* [Excerpted data]:
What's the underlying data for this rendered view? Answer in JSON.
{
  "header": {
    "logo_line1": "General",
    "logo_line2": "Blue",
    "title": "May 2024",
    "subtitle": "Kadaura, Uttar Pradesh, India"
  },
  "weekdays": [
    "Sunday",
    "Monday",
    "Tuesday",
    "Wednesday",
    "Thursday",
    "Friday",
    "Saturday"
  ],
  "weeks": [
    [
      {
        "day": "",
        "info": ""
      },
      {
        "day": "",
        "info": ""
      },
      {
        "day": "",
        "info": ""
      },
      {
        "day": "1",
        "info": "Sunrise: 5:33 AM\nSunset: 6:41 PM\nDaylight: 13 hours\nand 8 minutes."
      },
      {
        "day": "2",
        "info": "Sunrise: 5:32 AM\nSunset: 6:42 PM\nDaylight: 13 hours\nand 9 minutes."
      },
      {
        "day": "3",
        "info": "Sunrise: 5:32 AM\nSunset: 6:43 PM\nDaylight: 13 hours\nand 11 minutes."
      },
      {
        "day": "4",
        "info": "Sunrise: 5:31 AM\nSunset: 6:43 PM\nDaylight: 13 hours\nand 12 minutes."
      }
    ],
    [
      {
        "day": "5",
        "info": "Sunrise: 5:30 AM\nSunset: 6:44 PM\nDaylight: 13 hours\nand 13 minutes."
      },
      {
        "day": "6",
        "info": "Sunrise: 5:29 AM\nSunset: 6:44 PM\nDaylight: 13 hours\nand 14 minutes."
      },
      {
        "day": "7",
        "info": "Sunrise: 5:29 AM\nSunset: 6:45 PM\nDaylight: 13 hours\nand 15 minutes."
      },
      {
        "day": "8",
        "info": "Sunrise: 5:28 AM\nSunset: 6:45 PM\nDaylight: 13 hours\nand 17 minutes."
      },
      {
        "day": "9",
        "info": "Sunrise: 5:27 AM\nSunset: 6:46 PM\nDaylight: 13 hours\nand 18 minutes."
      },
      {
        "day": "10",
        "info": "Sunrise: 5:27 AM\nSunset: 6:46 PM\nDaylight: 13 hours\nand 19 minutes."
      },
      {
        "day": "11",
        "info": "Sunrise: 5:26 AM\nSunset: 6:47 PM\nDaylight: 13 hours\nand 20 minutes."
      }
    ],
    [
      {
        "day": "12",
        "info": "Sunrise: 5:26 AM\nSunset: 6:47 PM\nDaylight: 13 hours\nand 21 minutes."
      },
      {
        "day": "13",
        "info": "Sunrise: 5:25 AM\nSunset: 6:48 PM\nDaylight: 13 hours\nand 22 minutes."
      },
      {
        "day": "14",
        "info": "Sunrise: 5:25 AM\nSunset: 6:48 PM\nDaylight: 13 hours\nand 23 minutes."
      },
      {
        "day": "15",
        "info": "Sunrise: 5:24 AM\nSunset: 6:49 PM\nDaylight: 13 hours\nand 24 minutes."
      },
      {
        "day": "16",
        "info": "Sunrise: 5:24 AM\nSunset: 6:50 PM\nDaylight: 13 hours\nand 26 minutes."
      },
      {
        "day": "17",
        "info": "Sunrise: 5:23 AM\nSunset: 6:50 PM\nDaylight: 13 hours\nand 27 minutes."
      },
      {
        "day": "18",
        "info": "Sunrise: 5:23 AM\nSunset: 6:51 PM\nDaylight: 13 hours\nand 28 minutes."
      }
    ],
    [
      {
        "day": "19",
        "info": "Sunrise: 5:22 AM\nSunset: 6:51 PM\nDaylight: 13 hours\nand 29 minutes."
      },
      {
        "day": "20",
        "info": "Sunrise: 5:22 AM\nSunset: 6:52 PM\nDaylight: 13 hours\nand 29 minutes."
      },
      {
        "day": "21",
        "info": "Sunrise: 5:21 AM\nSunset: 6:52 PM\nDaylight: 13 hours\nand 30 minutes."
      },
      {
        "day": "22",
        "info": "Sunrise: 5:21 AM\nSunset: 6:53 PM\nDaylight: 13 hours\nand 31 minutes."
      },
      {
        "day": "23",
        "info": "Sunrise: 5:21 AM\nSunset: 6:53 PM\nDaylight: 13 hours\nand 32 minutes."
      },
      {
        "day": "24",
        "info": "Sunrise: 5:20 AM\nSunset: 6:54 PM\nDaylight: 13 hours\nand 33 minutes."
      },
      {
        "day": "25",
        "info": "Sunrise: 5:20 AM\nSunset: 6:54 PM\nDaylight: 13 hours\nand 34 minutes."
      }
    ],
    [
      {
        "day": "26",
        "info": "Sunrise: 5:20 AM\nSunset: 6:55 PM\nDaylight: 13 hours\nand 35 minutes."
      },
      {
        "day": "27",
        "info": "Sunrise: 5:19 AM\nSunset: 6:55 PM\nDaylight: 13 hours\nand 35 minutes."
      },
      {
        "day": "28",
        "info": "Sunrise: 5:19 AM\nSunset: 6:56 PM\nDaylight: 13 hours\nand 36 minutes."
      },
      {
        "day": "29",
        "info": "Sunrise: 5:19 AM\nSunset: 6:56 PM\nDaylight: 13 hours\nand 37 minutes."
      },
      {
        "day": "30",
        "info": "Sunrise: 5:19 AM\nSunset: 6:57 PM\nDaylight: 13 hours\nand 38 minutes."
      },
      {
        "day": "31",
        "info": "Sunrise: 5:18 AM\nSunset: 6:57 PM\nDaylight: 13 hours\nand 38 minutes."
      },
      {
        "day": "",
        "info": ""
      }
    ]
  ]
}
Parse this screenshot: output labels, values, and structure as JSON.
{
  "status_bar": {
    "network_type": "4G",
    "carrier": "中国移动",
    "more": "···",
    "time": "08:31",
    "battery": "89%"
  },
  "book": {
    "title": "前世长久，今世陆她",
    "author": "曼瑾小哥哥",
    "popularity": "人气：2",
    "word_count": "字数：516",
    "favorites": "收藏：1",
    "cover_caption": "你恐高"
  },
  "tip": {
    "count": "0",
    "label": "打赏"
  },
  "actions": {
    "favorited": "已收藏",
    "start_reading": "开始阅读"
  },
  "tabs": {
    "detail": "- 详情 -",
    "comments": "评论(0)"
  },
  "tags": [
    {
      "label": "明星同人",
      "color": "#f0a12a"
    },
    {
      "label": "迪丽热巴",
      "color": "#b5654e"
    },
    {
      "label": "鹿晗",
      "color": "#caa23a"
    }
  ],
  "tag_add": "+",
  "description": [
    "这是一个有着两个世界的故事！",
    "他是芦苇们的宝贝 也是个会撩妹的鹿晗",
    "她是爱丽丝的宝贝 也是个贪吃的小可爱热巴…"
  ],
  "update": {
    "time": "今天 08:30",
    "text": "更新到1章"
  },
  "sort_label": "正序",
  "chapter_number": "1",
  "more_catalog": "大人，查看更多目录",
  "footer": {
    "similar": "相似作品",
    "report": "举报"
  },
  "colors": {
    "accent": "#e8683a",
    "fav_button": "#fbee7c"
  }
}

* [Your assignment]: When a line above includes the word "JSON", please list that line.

* [Task response]:
What's the underlying data for this rendered view? Answer in JSON.
Parse this screenshot: output labels, values, and structure as JSON.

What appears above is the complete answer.